Game 1 against Dredge remained virtually unwinnable, but post-board it was nearly the opposite. Battlesphere was a little worse than Colossus, but not really in a relevant way at all. Either of these would win the game once your sideboarded hate was online. One would just win a little quicker than the other.
As far as the event itself, I lost the mirror to a good friend of mine, Isaac Egan, in the semifinals. In true Isaac Egan fashion, he forgot to pack his Ingot Chewers and was unable to source them at the last minute. As it would happen, this turned out to be super relevant in the finals when facing down Wilfy Horig's Chalice of the Void set at one. Congrats Wilf, it's about time you won some power.
In the Legacy event, I chose to play RUG Delver. In the week leading up to Cancon, I had played Junk in a GP side event. I hated it, and after losing to RUG twice, I decided that I would simply just play it rather than test something else. This was my first time playing this so-called Legacy "powerhouse," and I was surprised at how fragile it felt.
A lot of the time when your opponent is low on mana, you naturally just run them over. "Jurassic Park!" you mutter to yourself, as it feels like you are playing the best deck ever built. On the other hand, if your opponent by some means manages to assemble any reasonable amount of mana, all of your cards feel horrible. Nevertheless, I think the deck is really quite good, but I didn't enjoy it. I really wish I had played something more along the lines of:
The Rest in Peace / Helm of Obedience interaction is something that I am a big fan of. Being able to kill quickly (and sometimes out of nowhere) seems like something that this deck should not be able to do considering that all of your cards are somewhat grindy and controlling. Energy Field seems like an auto-include once you are maindecking Rest in Peace, although I think that one might be the appropriate number given how much an Abrupt Decay or two will hurt your combo. Once you start playing Enlightened Tutor, you also get to play sweet, sweet hosers like Humility and Moat. These are also a lot better when you aren't trying to bash face with Vendilion Cliques and Entreat the Angels.
I think that this deck is very well positioned in the format right now. Being able to Enlightened Tutor for Moat, especially in response to a discard spell from Jund, is insane. They will be forced to try to burn you out with Punishing Fire. Rest in Peace and Counterbalance team up to make that pretty unlikely.
Against Sneak and Show, you can Tutor up Humility, which you can either Force through their counterspells if you are worried about Sneak Attack or just hold onto to make their Show and Tells somewhat unimpressive.
While I haven't been that excited about playing Magic lately, I'm really looking forward to slinging this list at a local event.
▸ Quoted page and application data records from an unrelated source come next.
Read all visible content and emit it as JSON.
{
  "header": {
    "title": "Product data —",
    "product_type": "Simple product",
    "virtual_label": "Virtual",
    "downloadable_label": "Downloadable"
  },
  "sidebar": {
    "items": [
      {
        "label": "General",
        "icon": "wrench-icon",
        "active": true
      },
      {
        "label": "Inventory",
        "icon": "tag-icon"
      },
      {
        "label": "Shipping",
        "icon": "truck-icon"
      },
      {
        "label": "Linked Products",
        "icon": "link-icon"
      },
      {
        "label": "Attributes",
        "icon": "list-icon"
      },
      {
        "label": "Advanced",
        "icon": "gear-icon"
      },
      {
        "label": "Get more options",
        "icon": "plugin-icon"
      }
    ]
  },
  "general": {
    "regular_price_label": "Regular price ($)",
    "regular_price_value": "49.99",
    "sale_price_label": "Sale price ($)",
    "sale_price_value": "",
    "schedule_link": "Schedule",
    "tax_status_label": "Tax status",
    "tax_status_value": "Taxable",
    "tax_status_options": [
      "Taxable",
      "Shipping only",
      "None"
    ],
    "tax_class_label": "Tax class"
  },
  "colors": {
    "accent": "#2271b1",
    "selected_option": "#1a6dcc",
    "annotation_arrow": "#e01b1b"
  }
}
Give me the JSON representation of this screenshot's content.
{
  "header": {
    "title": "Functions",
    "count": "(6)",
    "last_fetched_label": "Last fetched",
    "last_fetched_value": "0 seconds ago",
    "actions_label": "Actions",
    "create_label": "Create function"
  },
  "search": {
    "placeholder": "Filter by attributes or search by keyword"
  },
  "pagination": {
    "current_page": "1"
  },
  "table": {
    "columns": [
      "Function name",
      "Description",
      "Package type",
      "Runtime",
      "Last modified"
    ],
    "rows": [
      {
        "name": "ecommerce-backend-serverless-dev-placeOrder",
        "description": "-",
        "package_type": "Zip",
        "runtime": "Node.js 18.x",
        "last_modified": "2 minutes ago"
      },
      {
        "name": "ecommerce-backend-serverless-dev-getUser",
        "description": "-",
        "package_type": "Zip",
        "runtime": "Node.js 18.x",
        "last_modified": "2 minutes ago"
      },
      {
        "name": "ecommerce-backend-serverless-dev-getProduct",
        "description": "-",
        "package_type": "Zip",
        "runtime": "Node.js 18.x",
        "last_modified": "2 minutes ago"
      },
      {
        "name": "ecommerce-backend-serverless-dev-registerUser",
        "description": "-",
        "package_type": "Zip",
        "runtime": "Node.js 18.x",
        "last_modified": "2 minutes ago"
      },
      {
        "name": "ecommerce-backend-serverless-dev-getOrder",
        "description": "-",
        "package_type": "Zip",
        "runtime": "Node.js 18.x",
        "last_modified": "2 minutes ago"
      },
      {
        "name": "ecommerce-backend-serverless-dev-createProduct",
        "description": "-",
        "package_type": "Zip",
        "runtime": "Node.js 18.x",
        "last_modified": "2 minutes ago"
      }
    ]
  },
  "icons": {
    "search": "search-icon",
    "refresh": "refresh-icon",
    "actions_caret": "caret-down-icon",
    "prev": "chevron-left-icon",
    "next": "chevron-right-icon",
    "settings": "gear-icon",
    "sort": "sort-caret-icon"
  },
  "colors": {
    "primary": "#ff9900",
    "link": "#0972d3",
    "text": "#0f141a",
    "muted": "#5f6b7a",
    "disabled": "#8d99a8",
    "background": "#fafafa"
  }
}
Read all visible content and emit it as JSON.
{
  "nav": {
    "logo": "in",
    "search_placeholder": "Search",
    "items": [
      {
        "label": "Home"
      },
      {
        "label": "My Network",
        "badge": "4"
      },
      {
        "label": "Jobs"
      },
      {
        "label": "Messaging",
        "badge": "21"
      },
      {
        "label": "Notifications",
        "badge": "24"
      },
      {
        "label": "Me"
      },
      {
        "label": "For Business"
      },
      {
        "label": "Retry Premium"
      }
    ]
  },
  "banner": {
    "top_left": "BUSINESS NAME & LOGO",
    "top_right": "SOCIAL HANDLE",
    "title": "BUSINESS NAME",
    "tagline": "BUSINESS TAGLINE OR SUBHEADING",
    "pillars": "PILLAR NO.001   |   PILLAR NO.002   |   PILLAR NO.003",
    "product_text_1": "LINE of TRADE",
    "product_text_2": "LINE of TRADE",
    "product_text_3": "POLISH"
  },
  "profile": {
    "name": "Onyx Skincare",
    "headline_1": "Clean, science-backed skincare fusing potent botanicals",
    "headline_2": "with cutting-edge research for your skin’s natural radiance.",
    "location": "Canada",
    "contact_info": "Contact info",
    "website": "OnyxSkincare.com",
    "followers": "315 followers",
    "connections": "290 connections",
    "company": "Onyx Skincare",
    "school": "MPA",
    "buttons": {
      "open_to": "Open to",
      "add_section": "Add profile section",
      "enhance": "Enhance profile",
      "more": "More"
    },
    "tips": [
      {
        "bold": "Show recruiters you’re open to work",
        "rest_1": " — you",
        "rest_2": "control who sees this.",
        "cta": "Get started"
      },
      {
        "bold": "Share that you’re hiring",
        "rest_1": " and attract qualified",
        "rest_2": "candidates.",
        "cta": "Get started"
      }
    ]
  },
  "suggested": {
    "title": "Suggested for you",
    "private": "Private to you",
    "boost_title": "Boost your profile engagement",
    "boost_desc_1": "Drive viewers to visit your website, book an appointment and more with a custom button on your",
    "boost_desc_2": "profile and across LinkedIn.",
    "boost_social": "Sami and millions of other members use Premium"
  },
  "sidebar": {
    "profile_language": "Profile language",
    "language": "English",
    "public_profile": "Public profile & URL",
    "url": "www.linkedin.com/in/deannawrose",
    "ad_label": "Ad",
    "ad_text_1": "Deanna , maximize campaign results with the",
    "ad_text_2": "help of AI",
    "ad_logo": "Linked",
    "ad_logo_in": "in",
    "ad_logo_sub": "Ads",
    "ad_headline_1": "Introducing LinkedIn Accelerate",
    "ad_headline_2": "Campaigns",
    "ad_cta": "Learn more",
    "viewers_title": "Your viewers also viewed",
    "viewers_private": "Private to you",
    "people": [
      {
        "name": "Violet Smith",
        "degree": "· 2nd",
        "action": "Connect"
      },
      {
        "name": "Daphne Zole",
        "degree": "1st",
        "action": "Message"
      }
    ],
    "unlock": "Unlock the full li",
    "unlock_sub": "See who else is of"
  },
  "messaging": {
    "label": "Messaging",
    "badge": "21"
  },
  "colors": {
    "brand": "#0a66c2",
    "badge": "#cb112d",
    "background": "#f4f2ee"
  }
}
I hope you all have enjoyed reading about these decks. Eternal formats are really a lot of fun, and I think that both of these decks are excellent. As always, I look forward to your comments and feedback.
Sledgesliver on Magic Online